  (b) Designed such internal control over financial reporting, or caused such internal control over financial reporting to be designed under our supervision, to provide reasonable assurance regarding the reliability of financial reporting and the preparation of financial statements for external purposes in accordance with generally accepted accounting principles;

 

  (c) Evaluated the effectiveness of the registrant’s disclosure controls and procedures and presented in this report our conclusions about the effectiveness of the disclosure controls and procedures, as of the end of the period covered by this report based on such evaluation; and

 

  (d) Disclosed in this report any change in the registrant’s internal control over financial reporting that occurred during the registrant’s most recent fiscal quarter (the registrant’s fourth fiscal quarter in the case of an annual report) that has materially affected, or is reasonably likely to materially affect, the registrant’s internal control over financial reporting; and

 

5. The registrant’s other certifying officer and I have disclosed, based on our most recent evaluation of internal control over financial reporting, to the registrant’s auditors and the audit committee of the registrant’s board of directors (or persons performing the equivalent functions):

 

  (a) All significant deficiencies and material weaknesses in the design or operation of internal control over financial reporting which are reasonably likely to adversely affect the registrant’s ability to record, process, summarize and report financial information; and

 

  (b) Any fraud, whether or not material, that involves management or other employees who have a significant role in the registrant’s internal control over financial reporting.

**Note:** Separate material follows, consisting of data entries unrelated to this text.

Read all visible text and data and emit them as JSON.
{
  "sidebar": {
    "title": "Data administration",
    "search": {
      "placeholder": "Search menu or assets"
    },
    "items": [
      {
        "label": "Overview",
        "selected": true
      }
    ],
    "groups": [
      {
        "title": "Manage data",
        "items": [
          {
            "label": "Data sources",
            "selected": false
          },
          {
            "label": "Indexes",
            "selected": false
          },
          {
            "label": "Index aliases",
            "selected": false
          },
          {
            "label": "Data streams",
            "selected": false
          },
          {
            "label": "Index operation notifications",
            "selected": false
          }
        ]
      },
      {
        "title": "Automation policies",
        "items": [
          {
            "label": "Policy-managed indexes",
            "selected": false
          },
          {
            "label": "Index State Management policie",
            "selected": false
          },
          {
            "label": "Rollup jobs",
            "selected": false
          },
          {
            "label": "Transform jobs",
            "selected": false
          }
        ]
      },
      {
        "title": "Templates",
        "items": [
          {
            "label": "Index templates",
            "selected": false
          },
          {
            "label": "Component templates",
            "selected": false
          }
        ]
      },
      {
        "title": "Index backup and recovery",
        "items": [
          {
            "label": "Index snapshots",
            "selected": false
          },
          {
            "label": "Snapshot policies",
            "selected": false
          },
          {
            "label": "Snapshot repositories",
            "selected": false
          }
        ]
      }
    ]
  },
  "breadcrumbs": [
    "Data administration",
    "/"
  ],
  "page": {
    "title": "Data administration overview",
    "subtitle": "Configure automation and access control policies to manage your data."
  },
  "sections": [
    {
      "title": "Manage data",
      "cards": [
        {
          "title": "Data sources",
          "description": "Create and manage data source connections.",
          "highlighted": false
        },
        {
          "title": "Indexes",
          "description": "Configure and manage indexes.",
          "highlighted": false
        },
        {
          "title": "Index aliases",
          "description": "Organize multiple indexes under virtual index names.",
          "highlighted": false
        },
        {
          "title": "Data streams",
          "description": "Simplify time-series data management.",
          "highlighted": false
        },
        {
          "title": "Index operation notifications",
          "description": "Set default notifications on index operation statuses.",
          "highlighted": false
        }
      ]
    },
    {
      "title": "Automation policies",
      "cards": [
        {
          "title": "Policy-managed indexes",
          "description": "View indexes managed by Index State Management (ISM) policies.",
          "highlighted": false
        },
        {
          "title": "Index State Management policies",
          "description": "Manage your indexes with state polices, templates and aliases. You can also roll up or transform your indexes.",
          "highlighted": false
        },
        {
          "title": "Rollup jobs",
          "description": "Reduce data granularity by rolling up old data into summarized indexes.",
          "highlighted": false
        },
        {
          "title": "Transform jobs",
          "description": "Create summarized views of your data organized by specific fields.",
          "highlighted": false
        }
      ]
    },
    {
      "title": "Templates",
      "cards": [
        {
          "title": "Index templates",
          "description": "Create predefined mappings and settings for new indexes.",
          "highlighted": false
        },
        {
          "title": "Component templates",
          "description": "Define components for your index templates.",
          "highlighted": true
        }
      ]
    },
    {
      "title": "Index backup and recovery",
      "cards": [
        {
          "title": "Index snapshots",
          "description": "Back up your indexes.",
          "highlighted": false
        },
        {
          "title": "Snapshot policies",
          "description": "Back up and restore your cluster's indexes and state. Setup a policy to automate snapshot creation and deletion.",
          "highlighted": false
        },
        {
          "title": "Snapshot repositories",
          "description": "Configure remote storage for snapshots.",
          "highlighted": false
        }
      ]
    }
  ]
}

Date: March 21, 2008

 

/s/ Wesley S. McDonald
Wesley S. McDonald
Chief Financial Officer
Certification of the Chief Executive Officer pursuant to Section 906

Exhibit 32.1

Certification by the Chief Executive Officer Pursuant to 18 U. S. C. Section 1350, as Adopted

Pursuant to Section 906 of the Sarbanes-Oxley Act of 2002

I, R. Lawrence Montgomery, Chairman and Chief Executive Officer of Kohl’s Corporation (the “Company”), certify, pursuant to Section 906 of the Sarbanes-Oxley Act of 2002, 18 U.S.C. Section 1350, that, to my knowledge, on the date of this Certification:

 

1. This Annual Report on Form 10-K of the Company for the annual period ended February 2, 2008 (the “Report”) fully complies with the requirements of Section 13(a) or 15(d) of the Securities Exchange Act of 1934, and

 

2. That the information contained in the Report fairly presents, in all material respects, the financial condition and results of operations of the Company.

Dated: March 21, 2008

 

/s/ R. Lawrence Montgomery
R. Lawrence Montgomery
Chairman, Chief Executive Officer
Certification of the Chief Financial Officer pursuant to Section 906

Exhibit 32.2

Certification of the Chief Financial Officer Pursuant to 18 U. S. C. Section 1350, as Adopted

Pursuant to Section 906 of the Sarbanes-Oxley Act of 2002

I, Wesley S. McDonald, Chief Financial Officer of Kohl’s Corporation (the “Company”), certify, pursuant to Section 906 of the Sarbanes-Oxley Act of 2002, 18 U.S.C. Section 1350, that, to my knowledge, on the date of this Certification:

 

1. This Annual Report on Form 10-K of the Company for the annual period ended February 2, 2008 (the “Report”) fully complies with the requirements of Section 13(a) or 15(d) of the Securities Exchange Act of 1934, and

 

2. That the information contained in the Report fairly presents, in all material respects, the financial condition and results of operations of the Company.

Dated: March 21, 2008

 

/s/ Wesley S. McDonald
Wesley S. McDonald
Chief Financial Officer